This article is an additional piece to the puzzle of restructuring the face of trauma surgery and the advent of the field of acute care surgery.11-13 It is imperative that residents' views are included in the discussion of the future of trauma surgery, as they are the incoming generation who will be tomorrow's trauma surgeons. For the benefit of the patient and the multidisciplinary teams involved in patient care, all parties must be satisfied with their positions and skill sets to provide optimal care to the patient with trauma injury. Serial surveys of residents and attendings should also be performed to gain a real-time impression of the ever-evolving field.
Correspondence: Suresh Agarwal, MD, Department of Trauma Surgery, Boston University Medical Center, 850 Harrison Ave, Dowling 2 S, Ste 2508, Boston, MA 02118 (firstname.lastname@example.org).
Accepted for Publication: December 17, 2009.
Author Contributions:Study concept and design: Hadzikadic, Burke, and Agarwal. Acquisition of data: Hadzikadic. Analysis and interpretation of data: Hadzikadic, Esposito, and Agarwal. Drafting of the manuscript: Hadzikadic and Agarwal. Critical revision of the manuscript for important intellectual content: Hadzikadic, Burke, Esposito, and Agarwal. Statistical analysis: Hadzikadic and Agarwal. Obtained funding: Agarwal. Administrative, technical, and material support: Hadzikadic, Esposito, and Agarwal. Study supervision: Hadzikadic, Burke, and Agarwal.
Financial Disclosure: None reported.
Previous Presentation: This paper was presented at the Podium Presentation of the 2009 Annual Meeting of the New England Surgical Society; September 12, 2009; Newport, Rhode Island; and is published after peer review and revision.

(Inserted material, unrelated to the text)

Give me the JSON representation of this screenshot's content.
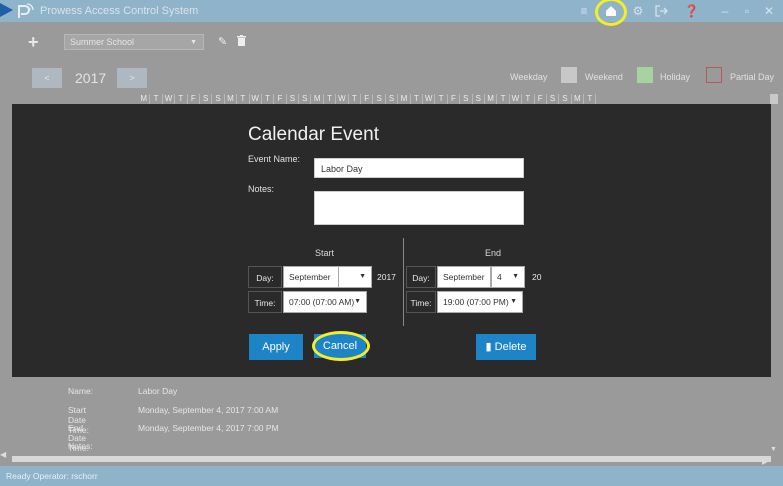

Additional Contributions: Wayne W. Lamorte, MD, PhD, and medical students Michael Bohanske, BA, EMT-I/C; Cindy Hsu, BA; Yoona Kim, BA; Joanna Ng, BA; Anna Royer, BA; and David Young, MS, assisted in the data collection for this project.